What do you want out of this session? Give yourself an agenda that you, and only you, are responsible for seeing through. Break your list down so that you’re not overwhelming yourself.
Program Drums for Track X
1. Record a Kick Sample
2. Play with Snare Samples
3. Record Hat Rhythm
4. Mix Together
- Make a Commitment
This one is self explanatory. If you want to get Track X, Y & Z finished, you have to organise, plan & commit to your projects. Performing smaller tasks to meet a bigger picture is the key to progress, but committing yourself is the golden ticket to success.
- Set Deadlines and tell People About Them
Points 4 & 5 go hand in hand.
Plan what you want to do and commit to getting it done by a set day. The longer you maintain this system the easier it will become… and the more satisfaction you will get out of it! You’ll also get your music finished faster – an added perc!
- Have Your D.A.W Always Set Up – Use Templates!
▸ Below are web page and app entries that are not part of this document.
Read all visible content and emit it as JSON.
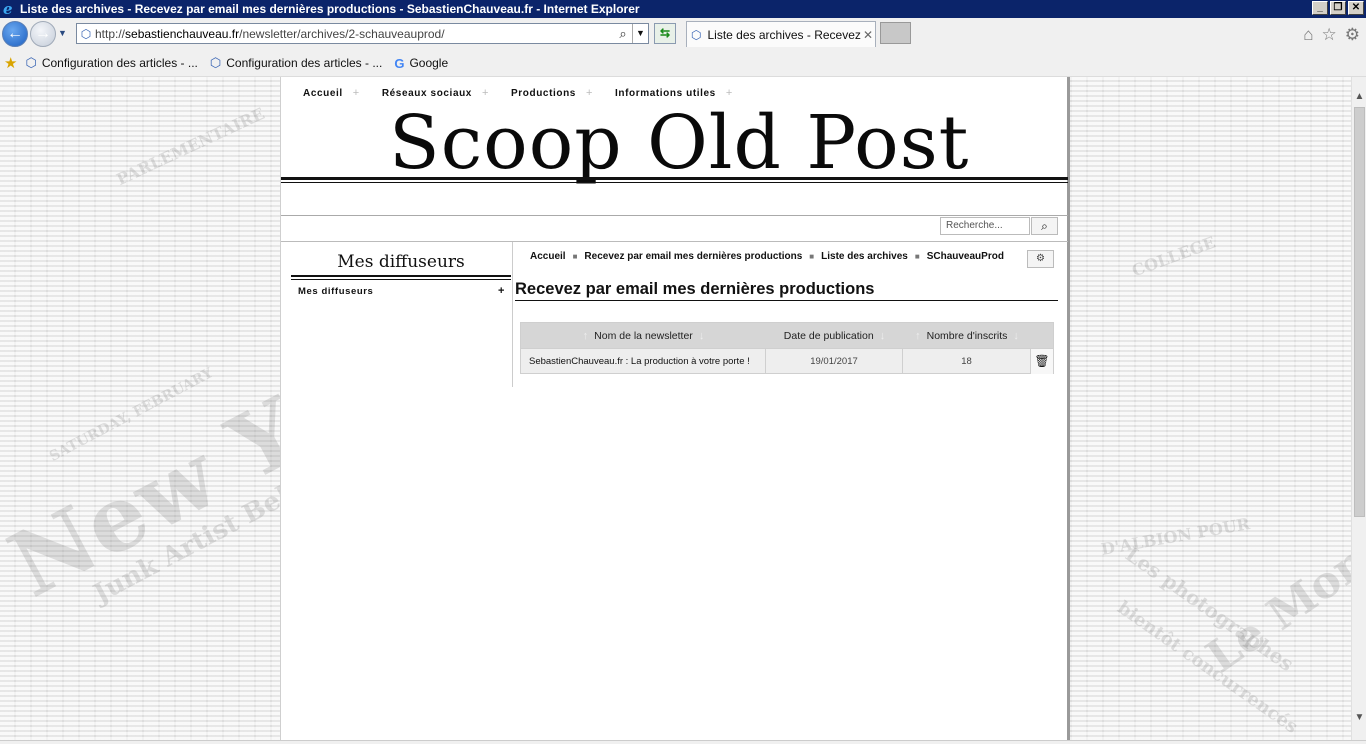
{
  "window": {
    "title": "Liste des archives - Recevez par email mes dernières productions - SebastienChauveau.fr - Internet Explorer"
  },
  "address_bar": {
    "url_prefix": "http://",
    "url_domain": "sebastienchauveau.fr",
    "url_path": "/newsletter/archives/2-schauveauprod/"
  },
  "tab": {
    "title": "Liste des archives - Recevez ..."
  },
  "favorites": [
    {
      "label": "Configuration des articles - ..."
    },
    {
      "label": "Configuration des articles - ..."
    },
    {
      "label": "Google"
    }
  ],
  "site": {
    "nav": [
      "Accueil",
      "Réseaux sociaux",
      "Productions",
      "Informations utiles"
    ],
    "masthead": "Scoop Old Post",
    "search_placeholder": "Recherche..."
  },
  "sidebar": {
    "title": "Mes diffuseurs",
    "link": "Mes diffuseurs"
  },
  "breadcrumb": [
    "Accueil",
    "Recevez par email mes dernières productions",
    "Liste des archives",
    "SChauveauProd"
  ],
  "main": {
    "title": "Recevez par email mes dernières productions"
  },
  "table": {
    "headers": [
      "Nom de la newsletter",
      "Date de publication",
      "Nombre d'inscrits"
    ],
    "rows": [
      {
        "name": "SebastienChauveau.fr : La production à votre porte !",
        "date": "19/01/2017",
        "subscribers": "18"
      }
    ]
  },
  "background_text": [
    "New York",
    "SATURDAY, FEBRUARY",
    "Junk Artist Behind",
    "PARLEMENTAIRE",
    "COLLEGE",
    "Le Monde",
    "Les photographes",
    "bientôt concurrencés",
    "D'ALBION POUR"
  ]
}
Imagine that 1 click = 1 second. So, if you can save yourself 1000 clicks per track… you know, maths and stuff. With that said, we highly suggest you organise your D.A.W into a set preset and save it as your D.A.W’s default file – so whenever you open your D.A.W, your preset is already in front of you.
Of course, you won’t be able to get every plugin you’ll eventually need for a track that doesn’t exist yet into your default mixer, but you already have ones you use more than others, so include those.
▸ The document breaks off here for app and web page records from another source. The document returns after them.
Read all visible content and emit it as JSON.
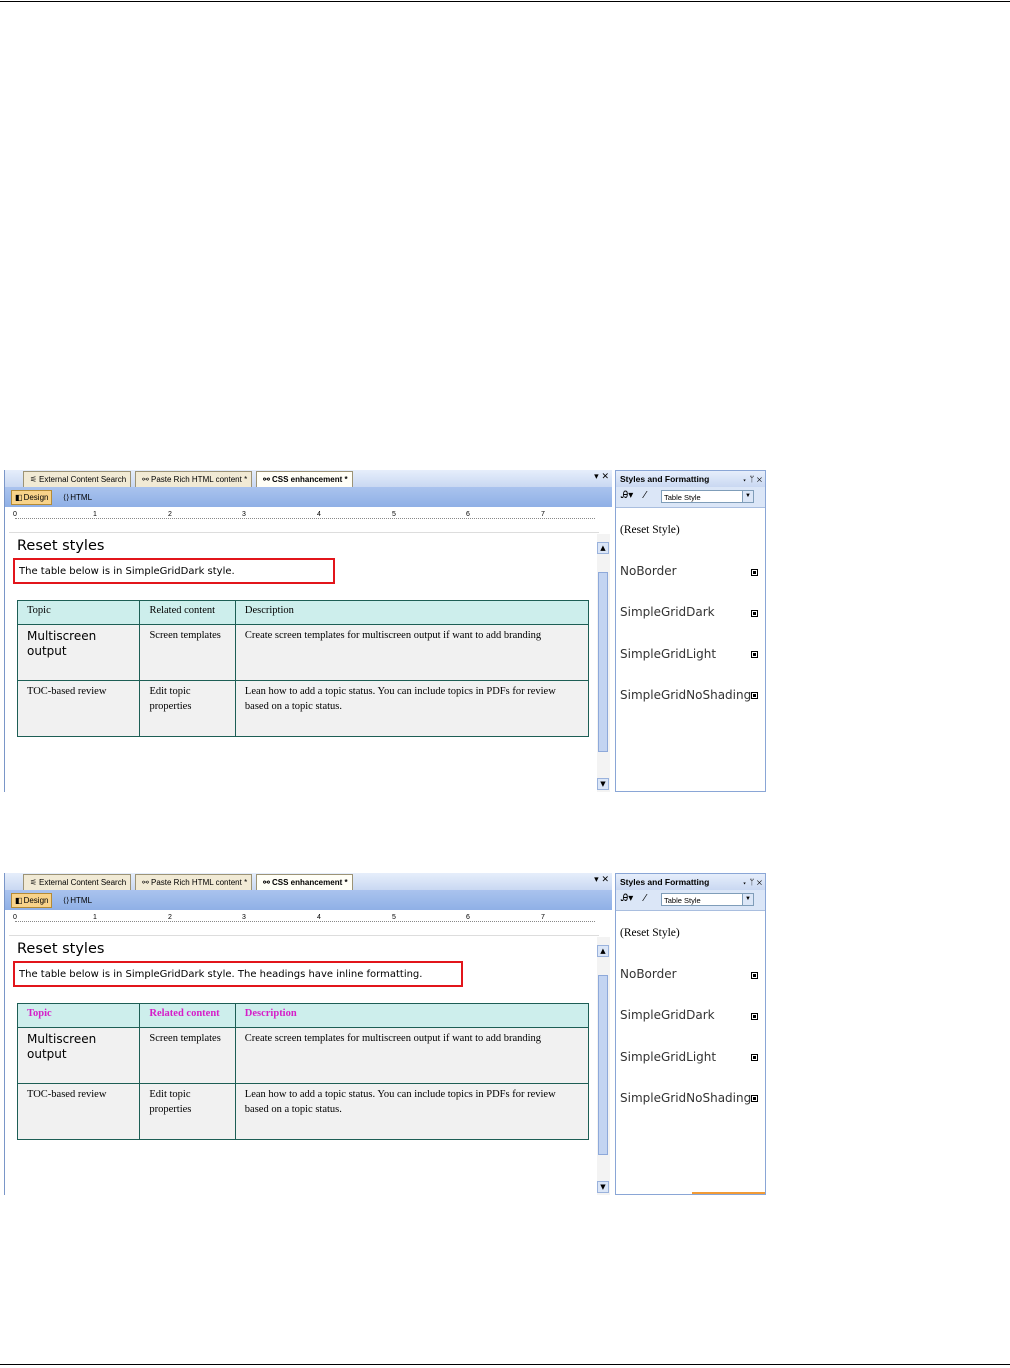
{
  "screenshots": [
    {
      "tabs": [
        {
          "icon": "search-doc-icon",
          "label": "External Content Search"
        },
        {
          "icon": "paste-icon",
          "label": "Paste Rich HTML content *"
        },
        {
          "icon": "css-icon",
          "label": "CSS enhancement *"
        }
      ],
      "tab_controls": "▾ ✕",
      "toolbar": {
        "design_label": "Design",
        "html_label": "HTML"
      },
      "ruler_numbers": [
        "0",
        "1",
        "2",
        "3",
        "4",
        "5",
        "6",
        "7"
      ],
      "document": {
        "title": "Reset styles",
        "note": "The table below is in SimpleGridDark style.",
        "headers": [
          "Topic",
          "Related content",
          "Description"
        ],
        "rows": [
          [
            "Multiscreen output",
            "Screen templates",
            "Create screen templates for multiscreen output if want to add branding"
          ],
          [
            "TOC-based review",
            "Edit topic properties",
            "Lean how to add a topic status. You can include topics in PDFs for review based on a topic status."
          ]
        ]
      },
      "panel": {
        "title": "Styles and Formatting",
        "controls": "▾ ᛘ ✕",
        "select_value": "Table Style",
        "styles": [
          "(Reset Style)",
          "NoBorder",
          "SimpleGridDark",
          "SimpleGridLight",
          "SimpleGridNoShading"
        ]
      }
    },
    {
      "tabs": [
        {
          "icon": "search-doc-icon",
          "label": "External Content Search"
        },
        {
          "icon": "paste-icon",
          "label": "Paste Rich HTML content *"
        },
        {
          "icon": "css-icon",
          "label": "CSS enhancement *"
        }
      ],
      "tab_controls": "▾ ✕",
      "toolbar": {
        "design_label": "Design",
        "html_label": "HTML"
      },
      "ruler_numbers": [
        "0",
        "1",
        "2",
        "3",
        "4",
        "5",
        "6",
        "7"
      ],
      "document": {
        "title": "Reset styles",
        "note": "The table below is in SimpleGridDark style. The headings have inline formatting.",
        "headers": [
          "Topic",
          "Related content",
          "Description"
        ],
        "header_color": "#d61ec9",
        "rows": [
          [
            "Multiscreen output",
            "Screen templates",
            "Create screen templates for multiscreen output if want to add branding"
          ],
          [
            "TOC-based review",
            "Edit topic properties",
            "Lean how to add a topic status. You can include topics in PDFs for review based on a topic status."
          ]
        ]
      },
      "panel": {
        "title": "Styles and Formatting",
        "controls": "▾ ᛘ ✕",
        "select_value": "Table Style",
        "styles": [
          "(Reset Style)",
          "NoBorder",
          "SimpleGridDark",
          "SimpleGridLight",
          "SimpleGridNoShading"
        ]
      }
    }
  ],
  "colors": {
    "note_border": "#e2151b",
    "table_border": "#1d5e55",
    "header_bg": "#cdeeec",
    "cell_bg": "#f1f1f1"
  }
}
- Prioritise Your Tracks and Just Do it!
Okay, so you’ve made your list. You’ve concocted a plan. You’re ready to get those drums down by Tuesday. Your D.A.W is burning energy as it sits and waits for you to command it.
And now you have to motivate yourself to only work on this track until you’re happy with it. You’ve broken the process down into realistic & achievable goals. So, make sure you complete the mission (song). Getting distracted and working on another project is what got you into this mess.
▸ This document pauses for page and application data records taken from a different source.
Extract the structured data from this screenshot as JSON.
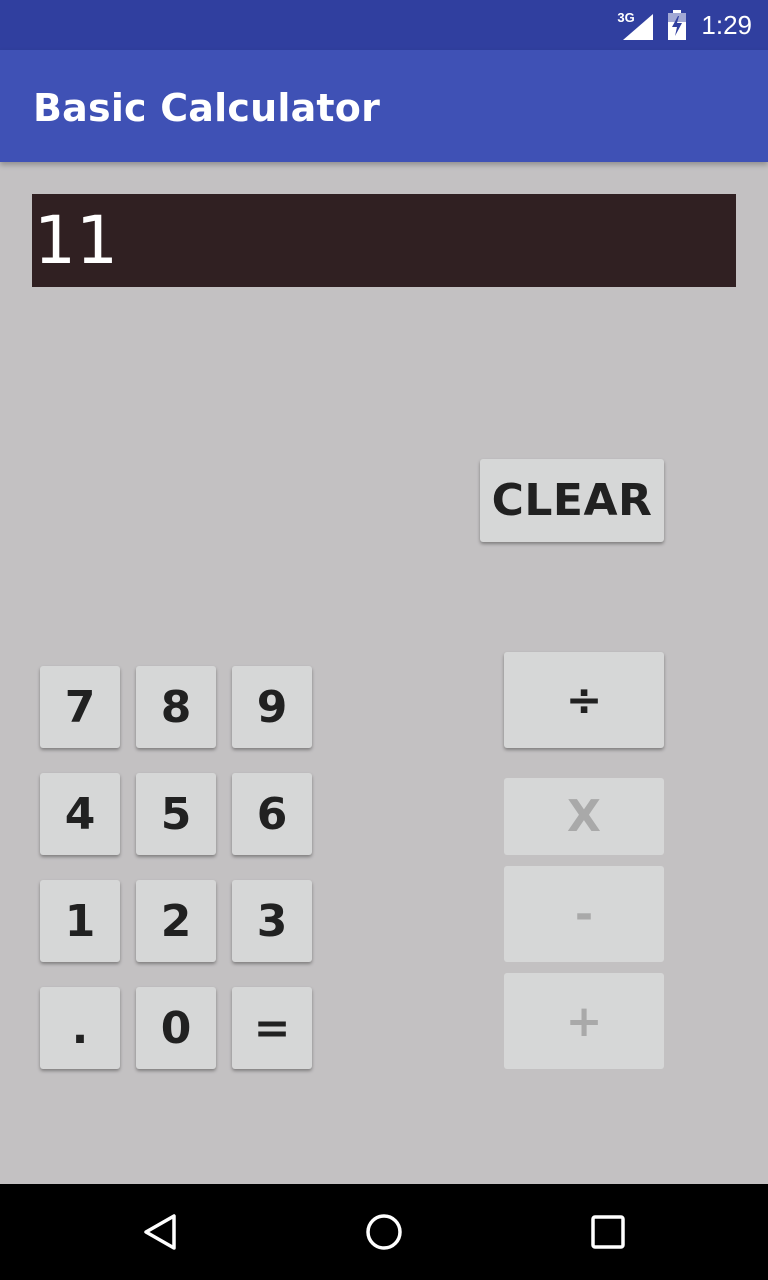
{
  "status_bar": {
    "network_label": "3G",
    "time": "1:29",
    "icons": [
      "signal-icon",
      "battery-charging-icon"
    ]
  },
  "app_bar": {
    "title": "Basic Calculator"
  },
  "display": {
    "value": "11"
  },
  "buttons": {
    "clear": "CLEAR",
    "digits": [
      "7",
      "8",
      "9",
      "4",
      "5",
      "6",
      "1",
      "2",
      "3",
      ".",
      "0",
      "="
    ],
    "operators": {
      "divide": "÷",
      "multiply": "X",
      "subtract": "-",
      "add": "+"
    }
  },
  "nav_bar": {
    "icons": [
      "back-icon",
      "home-icon",
      "recents-icon"
    ]
  },
  "colors": {
    "status_bar": "#303f9f",
    "app_bar": "#3f51b5",
    "background": "#c3c1c2",
    "display_bg": "#302022",
    "button_bg": "#d6d7d7",
    "button_text": "#212121",
    "disabled_text": "#a9a9a9"
  }
}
- Let Go of Perfection
This is something that everyone learns to get over. There is room for improvement in everything you see, hear and do yourself. The problem is, it’s all too easy to hunt down “perfection”… but it’s a dead end. One that will only lead you to false sense that you won’t “make” it.
We advise you to listen to the very first song that your favourite artists posted on their online accounts. SoundCloud will probably be your best bet for an honest listen. Every artist wants their song to be perfect, but no artist feels like they ever make the perfect song.
- Focus on Your Strengths. Outsource the Rest.
This is a controversial point, but hear us out.
If you are just starting out – don’t do your own mixing and mastering. It will slow you down… a lot. Pay somebody else to do it. Skrillex is one of the most sought after mixing engineers in the electronic community because producers at the top of the food chain understand that if they do everything themselves their release rate will be halved.
Why did you get into music? Because you wanted to release great music or because you want to be the best at everything in the production process?
By all means, learn to mix and master your tracks while somebody else does the official mix & master. This is our personal favourite way to get it done. I want the knowledge & skill, but I also want to be releasing music. So, I compromise – and there’s nothing wrong with that.
- Reward Yourself
We all love to treat ourselves, right? Create a reward system for yourself when you finish each song! Get yourself some cinema tickets or go out for a meal or go and see a live act! The amount of work that goes into making music is heavily underestimated, so turn it into a system where the work pays off in a way that’s right for you.
If you’re struggling to get ideas or inspiration, you can find more tips like this in our other post HOW TO BEAT WRITERS BLOCK. Some tips may work more than others, but if you have a disciplined system that works for you, we truly believe you’re onto a winner.